[Page and application data records]
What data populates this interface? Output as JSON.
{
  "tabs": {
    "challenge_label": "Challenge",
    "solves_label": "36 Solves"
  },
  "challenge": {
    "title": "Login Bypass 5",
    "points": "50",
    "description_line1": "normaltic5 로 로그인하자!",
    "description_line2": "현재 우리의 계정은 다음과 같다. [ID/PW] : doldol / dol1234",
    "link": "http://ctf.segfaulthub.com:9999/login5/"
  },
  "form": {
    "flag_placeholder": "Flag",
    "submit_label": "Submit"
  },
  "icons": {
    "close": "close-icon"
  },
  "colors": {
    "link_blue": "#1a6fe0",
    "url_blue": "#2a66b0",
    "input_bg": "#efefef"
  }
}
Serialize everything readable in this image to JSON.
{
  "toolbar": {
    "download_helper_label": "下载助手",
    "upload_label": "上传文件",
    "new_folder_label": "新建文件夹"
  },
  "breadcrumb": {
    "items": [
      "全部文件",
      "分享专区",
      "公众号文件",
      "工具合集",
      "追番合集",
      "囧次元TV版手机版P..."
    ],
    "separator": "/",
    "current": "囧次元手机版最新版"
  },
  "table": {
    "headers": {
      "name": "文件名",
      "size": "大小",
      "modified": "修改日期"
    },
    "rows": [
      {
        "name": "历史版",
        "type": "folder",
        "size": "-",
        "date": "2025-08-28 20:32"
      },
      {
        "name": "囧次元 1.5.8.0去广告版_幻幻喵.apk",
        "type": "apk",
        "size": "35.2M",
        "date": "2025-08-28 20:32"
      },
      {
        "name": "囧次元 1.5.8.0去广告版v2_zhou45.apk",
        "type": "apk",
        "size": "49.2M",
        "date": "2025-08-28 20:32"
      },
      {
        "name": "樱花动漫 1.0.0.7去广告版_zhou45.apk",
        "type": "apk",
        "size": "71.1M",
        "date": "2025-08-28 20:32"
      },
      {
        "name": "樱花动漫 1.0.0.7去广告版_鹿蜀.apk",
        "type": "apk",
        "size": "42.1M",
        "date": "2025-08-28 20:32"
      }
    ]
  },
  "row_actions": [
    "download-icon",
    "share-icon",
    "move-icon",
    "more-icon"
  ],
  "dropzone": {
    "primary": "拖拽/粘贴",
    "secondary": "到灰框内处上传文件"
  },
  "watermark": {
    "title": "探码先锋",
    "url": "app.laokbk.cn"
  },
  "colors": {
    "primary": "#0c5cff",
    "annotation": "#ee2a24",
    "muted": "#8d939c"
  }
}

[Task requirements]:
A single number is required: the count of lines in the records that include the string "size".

[Solution for this problem]:
6